_Component data from apps and pages_.
·····
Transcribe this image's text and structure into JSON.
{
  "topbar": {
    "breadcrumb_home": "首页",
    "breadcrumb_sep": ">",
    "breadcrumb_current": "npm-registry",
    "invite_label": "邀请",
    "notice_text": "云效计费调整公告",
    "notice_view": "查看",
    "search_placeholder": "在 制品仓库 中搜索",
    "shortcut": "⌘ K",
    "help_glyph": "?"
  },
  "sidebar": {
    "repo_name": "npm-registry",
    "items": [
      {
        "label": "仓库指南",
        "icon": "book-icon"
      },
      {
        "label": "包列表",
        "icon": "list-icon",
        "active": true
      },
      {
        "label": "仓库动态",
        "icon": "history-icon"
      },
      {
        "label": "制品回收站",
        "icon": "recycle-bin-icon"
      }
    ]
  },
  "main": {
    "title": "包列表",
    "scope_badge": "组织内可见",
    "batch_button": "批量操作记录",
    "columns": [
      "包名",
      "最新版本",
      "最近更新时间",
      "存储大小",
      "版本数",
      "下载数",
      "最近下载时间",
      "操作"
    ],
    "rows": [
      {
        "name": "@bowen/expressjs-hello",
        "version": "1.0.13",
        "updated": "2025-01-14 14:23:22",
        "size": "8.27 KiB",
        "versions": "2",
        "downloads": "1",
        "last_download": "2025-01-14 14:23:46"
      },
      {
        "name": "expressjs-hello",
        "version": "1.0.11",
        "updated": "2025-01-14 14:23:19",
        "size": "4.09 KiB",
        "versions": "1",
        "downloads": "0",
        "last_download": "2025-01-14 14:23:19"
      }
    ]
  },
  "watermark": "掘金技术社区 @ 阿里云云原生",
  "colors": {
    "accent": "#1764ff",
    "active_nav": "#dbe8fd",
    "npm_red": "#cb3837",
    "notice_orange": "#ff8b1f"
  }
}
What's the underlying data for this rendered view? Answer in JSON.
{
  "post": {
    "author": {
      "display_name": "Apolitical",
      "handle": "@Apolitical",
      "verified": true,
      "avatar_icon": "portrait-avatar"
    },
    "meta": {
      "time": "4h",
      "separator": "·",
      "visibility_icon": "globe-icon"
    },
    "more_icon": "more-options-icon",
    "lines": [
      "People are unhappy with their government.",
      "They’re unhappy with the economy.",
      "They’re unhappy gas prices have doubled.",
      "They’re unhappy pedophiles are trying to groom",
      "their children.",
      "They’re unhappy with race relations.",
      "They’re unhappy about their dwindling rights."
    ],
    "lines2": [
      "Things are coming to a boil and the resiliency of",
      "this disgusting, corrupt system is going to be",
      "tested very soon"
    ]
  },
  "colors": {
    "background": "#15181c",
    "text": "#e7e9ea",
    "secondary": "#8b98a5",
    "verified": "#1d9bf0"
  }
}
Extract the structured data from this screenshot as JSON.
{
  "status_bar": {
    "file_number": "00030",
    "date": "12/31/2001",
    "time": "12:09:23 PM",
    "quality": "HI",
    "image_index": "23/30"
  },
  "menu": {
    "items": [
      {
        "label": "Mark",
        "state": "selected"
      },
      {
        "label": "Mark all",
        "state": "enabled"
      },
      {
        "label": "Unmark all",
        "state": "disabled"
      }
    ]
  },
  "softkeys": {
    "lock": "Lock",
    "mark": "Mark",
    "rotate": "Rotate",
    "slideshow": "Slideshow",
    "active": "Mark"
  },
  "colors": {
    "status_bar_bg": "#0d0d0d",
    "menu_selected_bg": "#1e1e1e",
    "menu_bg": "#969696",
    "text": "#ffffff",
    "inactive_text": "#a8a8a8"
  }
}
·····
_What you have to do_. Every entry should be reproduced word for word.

_Expected answer_.
Transcribe this image's text and structure into JSON.
{
  "topbar": {
    "breadcrumb_home": "首页",
    "breadcrumb_sep": ">",
    "breadcrumb_current": "npm-registry",
    "invite_label": "邀请",
    "notice_text": "云效计费调整公告",
    "notice_view": "查看",
    "search_placeholder": "在 制品仓库 中搜索",
    "shortcut": "⌘ K",
    "help_glyph": "?"
  },
  "sidebar": {
    "repo_name": "npm-registry",
    "items": [
      {
        "label": "仓库指南",
        "icon": "book-icon"
      },
      {
        "label": "包列表",
        "icon": "list-icon",
        "active": true
      },
      {
        "label": "仓库动态",
        "icon": "history-icon"
      },
      {
        "label": "制品回收站",
        "icon": "recycle-bin-icon"
      }
    ]
  },
  "main": {
    "title": "包列表",
    "scope_badge": "组织内可见",
    "batch_button": "批量操作记录",
    "columns": [
      "包名",
      "最新版本",
      "最近更新时间",
      "存储大小",
      "版本数",
      "下载数",
      "最近下载时间",
      "操作"
    ],
    "rows": [
      {
        "name": "@bowen/expressjs-hello",
        "version": "1.0.13",
        "updated": "2025-01-14 14:23:22",
        "size": "8.27 KiB",
        "versions": "2",
        "downloads": "1",
        "last_download": "2025-01-14 14:23:46"
      },
      {
        "name": "expressjs-hello",
        "version": "1.0.11",
        "updated": "2025-01-14 14:23:19",
        "size": "4.09 KiB",
        "versions": "1",
        "downloads": "0",
        "last_download": "2025-01-14 14:23:19"
      }
    ]
  },
  "watermark": "掘金技术社区 @ 阿里云云原生",
  "colors": {
    "accent": "#1764ff",
    "active_nav": "#dbe8fd",
    "npm_red": "#cb3837",
    "notice_orange": "#ff8b1f"
  }
}
What's the underlying data for this rendered view? Answer in JSON.
{
  "post": {
    "author": {
      "display_name": "Apolitical",
      "handle": "@Apolitical",
      "verified": true,
      "avatar_icon": "portrait-avatar"
    },
    "meta": {
      "time": "4h",
      "separator": "·",
      "visibility_icon": "globe-icon"
    },
    "more_icon": "more-options-icon",
    "lines": [
      "People are unhappy with their government.",
      "They’re unhappy with the economy.",
      "They’re unhappy gas prices have doubled.",
      "They’re unhappy pedophiles are trying to groom",
      "their children.",
      "They’re unhappy with race relations.",
      "They’re unhappy about their dwindling rights."
    ],
    "lines2": [
      "Things are coming to a boil and the resiliency of",
      "this disgusting, corrupt system is going to be",
      "tested very soon"
    ]
  },
  "colors": {
    "background": "#15181c",
    "text": "#e7e9ea",
    "secondary": "#8b98a5",
    "verified": "#1d9bf0"
  }
}
Extract the structured data from this screenshot as JSON.
{
  "status_bar": {
    "file_number": "00030",
    "date": "12/31/2001",
    "time": "12:09:23 PM",
    "quality": "HI",
    "image_index": "23/30"
  },
  "menu": {
    "items": [
      {
        "label": "Mark",
        "state": "selected"
      },
      {
        "label": "Mark all",
        "state": "enabled"
      },
      {
        "label": "Unmark all",
        "state": "disabled"
      }
    ]
  },
  "softkeys": {
    "lock": "Lock",
    "mark": "Mark",
    "rotate": "Rotate",
    "slideshow": "Slideshow",
    "active": "Mark"
  },
  "colors": {
    "status_bar_bg": "#0d0d0d",
    "menu_selected_bg": "#1e1e1e",
    "menu_bg": "#969696",
    "text": "#ffffff",
    "inactive_text": "#a8a8a8"
  }
}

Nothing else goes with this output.